Jon Stewart, Bruce Springsteen, Rita Wilson and more stars performed as a tribute to U.S. veterans and their families at the New York Comedy Festival and Bob Woodruff Foundation’s Stand Up for Heroes event Monday.
Held at David Geffen Hall at the Lincoln Center for the Performing Arts, the night included performances from musicians and comics, including Stewart, Springsteen, Wilson, Josh Groban, John Mellencamp, Tracy Morgan, The War and Treaty, Jimmy Carr, Ronny Chieng and Shane Gillis.
Video messages from Prince Harry, Duke of Sussex, who attended the event in person last year and tried his hand at some recorded stand-up comedy this year, and first lady Jill Biden were also shown.
ABC News journalist Woodruff, who was severely injured by an IED explosion during a reporting trip to Iraq in 2006, and his wife Lee Woodruff came out throughout the charity event to express their thanks for the troops and promote their foundation, which focuses on financially supporting vets, service members and their families. Throughout the evening, $14 million was raised for the Bob Woodruff Foundation.

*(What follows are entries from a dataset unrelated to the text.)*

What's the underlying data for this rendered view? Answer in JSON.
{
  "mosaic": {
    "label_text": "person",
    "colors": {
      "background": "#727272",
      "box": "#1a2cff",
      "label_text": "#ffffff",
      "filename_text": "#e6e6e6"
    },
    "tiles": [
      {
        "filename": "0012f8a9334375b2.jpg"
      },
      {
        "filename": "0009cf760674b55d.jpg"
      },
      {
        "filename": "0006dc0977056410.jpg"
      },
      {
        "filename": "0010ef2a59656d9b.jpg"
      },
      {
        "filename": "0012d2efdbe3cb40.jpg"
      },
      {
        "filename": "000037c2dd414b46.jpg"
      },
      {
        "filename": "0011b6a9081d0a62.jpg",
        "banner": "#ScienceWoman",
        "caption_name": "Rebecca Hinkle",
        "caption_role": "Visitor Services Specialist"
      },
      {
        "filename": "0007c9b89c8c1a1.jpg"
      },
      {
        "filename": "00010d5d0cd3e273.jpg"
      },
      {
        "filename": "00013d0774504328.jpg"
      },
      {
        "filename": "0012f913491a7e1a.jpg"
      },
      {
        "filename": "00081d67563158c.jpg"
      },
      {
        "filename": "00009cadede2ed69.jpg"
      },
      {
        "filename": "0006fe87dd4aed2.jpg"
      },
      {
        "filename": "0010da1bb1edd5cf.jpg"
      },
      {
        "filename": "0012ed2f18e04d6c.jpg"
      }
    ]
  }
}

Woodruff spoke about returning to Baghdad for an ABC News special airing this week, and how he hopes it represents what veterans and service members go through as well. “We just wanted to finish this mission,” Woodruff said. “We were taken away from where we wanted to finish our job. Our story is really our family and, more importantly, it’s also the story of so many of our service members who are families and families that are here right now.”
When Stewart took the stage, he also took the liberty of throwing several shots at his 60-year-old status and the likely age of the donors in the room. “I just turned 60 years old. You know you’re getting old when you say how old you are and people clap,” Stewart said, amid a loud round of clapping. “When I was on ‘The Daily Show,’ I had a suit on, the makeup, the lights were beautiful — and if you watched that show you probably thought, that guy could get upstairs, no problem.”
He added: “The sad thing is, I’m rich, I don’t have to look like this. Many people do surgery on people like me. But I wake up in the morning and go, ah, fuck it. Aging is a humiliating process. Many of you are experiencing it, that’s clear. It’s a charity event, so you’re the people with disposable income because who knows how long you have.”
Following Stewart’s set, Mellencamp came out to sing, first solo and then accompanied by Springtseen, and told a story about the younger Stewart.
“He was working at a thing called MTV News, you guys remember that?” Mellencamp said. “I was his first interview, so he’s stuttering around, he’s nervous. He’s got like six questions, took him an hour and a half to get them out. So finally, after suffering through all this with Jon for his first interview, he goes, ‘Do you think I was getting OK at the end?’ And I said, ‘Yeah, it was good. Good, good, can we just do this again?’”
The 17th annual Stand Up for Heroes is a part of the New York Comedy Festival, which runs Nov. 3 to 12. In 2007, New York Comedy Festival founders Caroline Hirsch and Andrew Fox partnered with Bob and Lee Woodruff to put on the first Stand Up for Heroes.